Tooktoo has so far raised $22,531 from online donors.

“I’m good, I’m very strong right now,” she said. “My body feels good. My legs are good. I feel really good. In the last years, this is the best shape I’ve been in.”

Three days before she arrived in Montreal, Sylvie D’Amours, Quebec’s minister for Indigenous affairs, said what’s happening in the province’s Far North is “very, very worrying.”

In Nunavik alone, a massive territory home to 14 communities numbering about 13,000 people, 19 people — including five children — killed themselves during the first half of this year, according to a July report by Montreal La Presse.

In 2018, the total number of suicides in Nunavik was 36, according to the news organization.

Statistics Canada released a report in June that stated from 2011 to 2016, suicide rates among First Nations people were three times higher than among the non-Indigenous population.

But among the Inuit, “the rate was approximately nine times higher than the non-Indigenous rate.”

Tooktoo said she travelled through cities and many Indigenous communities along her trip. She said she was surprised at first by the welcome she received.

“A lot of people don’t want to talk about suicide,” she said. 

“It’s a heavy subject, it’s personal. A lot of people have been affected by suicide, a lot of Indigenous and Inuit people especially, and I wanted to talk about that and they were very welcoming and very open, which was a beautiful surprise for me.”

When she first started, Tooktoo said she would walk into band council offices and had to explain her project. Officials would make time for her. Sometimes over lunch, other times “right then and there we would talk about their community.”

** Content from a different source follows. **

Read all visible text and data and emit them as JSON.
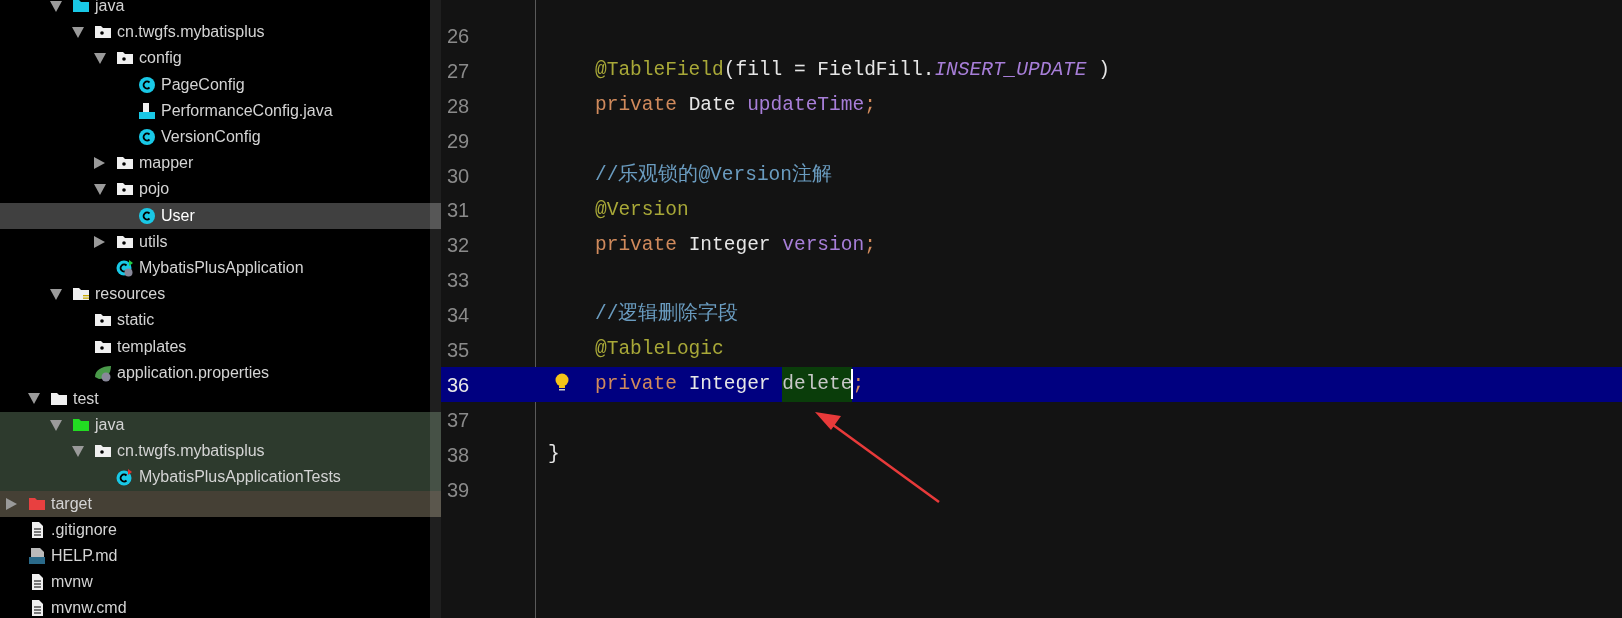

But more towards the end of her trip, people were waiting for her to arrive.

“They saw my tour and they’re like: ‘I’m here, let me make an event!’ And they made an event all on their own — no prompting from me. It’s been a privilege to be able to speak to them and to listen to them.”

Tooktoo said she was at times discouraged when the terrain got tough. At one point she began crying in the mountains of British Columbia.

“There was a point where I was going uphill in British Columbia and I was going like five kilometres per hour and looking at the beautiful view, I started crying from being thankful,” she said.

And the tears came back when she arrived home, because she saw her three-year-old daughter.

“My daughter’s been missing me a lot and I’ve been missing her too,” Tooktoo said. “Since we’ve been reunited, she’s been stuck to my side for the last few days.”

Pierre Saint-Arnaud, The Canadian Press

Thunder Bay tops Canadian cities for highest murder rate

A report released this week shows that Thunder Bay has the highest per capita murder rate in the country.

The numbers from the report, conducted by the Canadian Centre for Justice Statistics released by StatsCan, break down how police-reported crime has spiked or declined in cities, provinces and territories across the country in 2018.

Thunder Bay, Ont. appears several times in the report, underlining a high number of crimes reported there.

The northwestern Ontario city has been under the microscope in the last year, after a podcast called Thunder Bay garnered attention. The program, which is being adapted to TV, investigated why the region has such a high number of the deaths and disappearances of Indigenous youth, and how corruption and colonialism has put this demographic at risk.

Thunder Bay’s homicide rate

In total, there were eight homicides in Thunder Bay, making it the Canadian city with highest homicide rate amongst census metropolitan areas (CMA) – municipalities with 100,000 or more.

That amounts to 6.38 homicides per 100,000 population. Other cities to top the list includes Brantford (with five homicides), Regina (with eight homicides) and Abbotsford-Mission (with six homicides).

In 2018, Barrie and Lethbridge were the only CMAs that had no reports of homicides.

Overall the report found that national homicide rates were down by four per cent, but varied between provinces and territories.

https://ca.news.yahoo.com/thunder-bay-is-the-homicide-capital-of-canada-142240843.html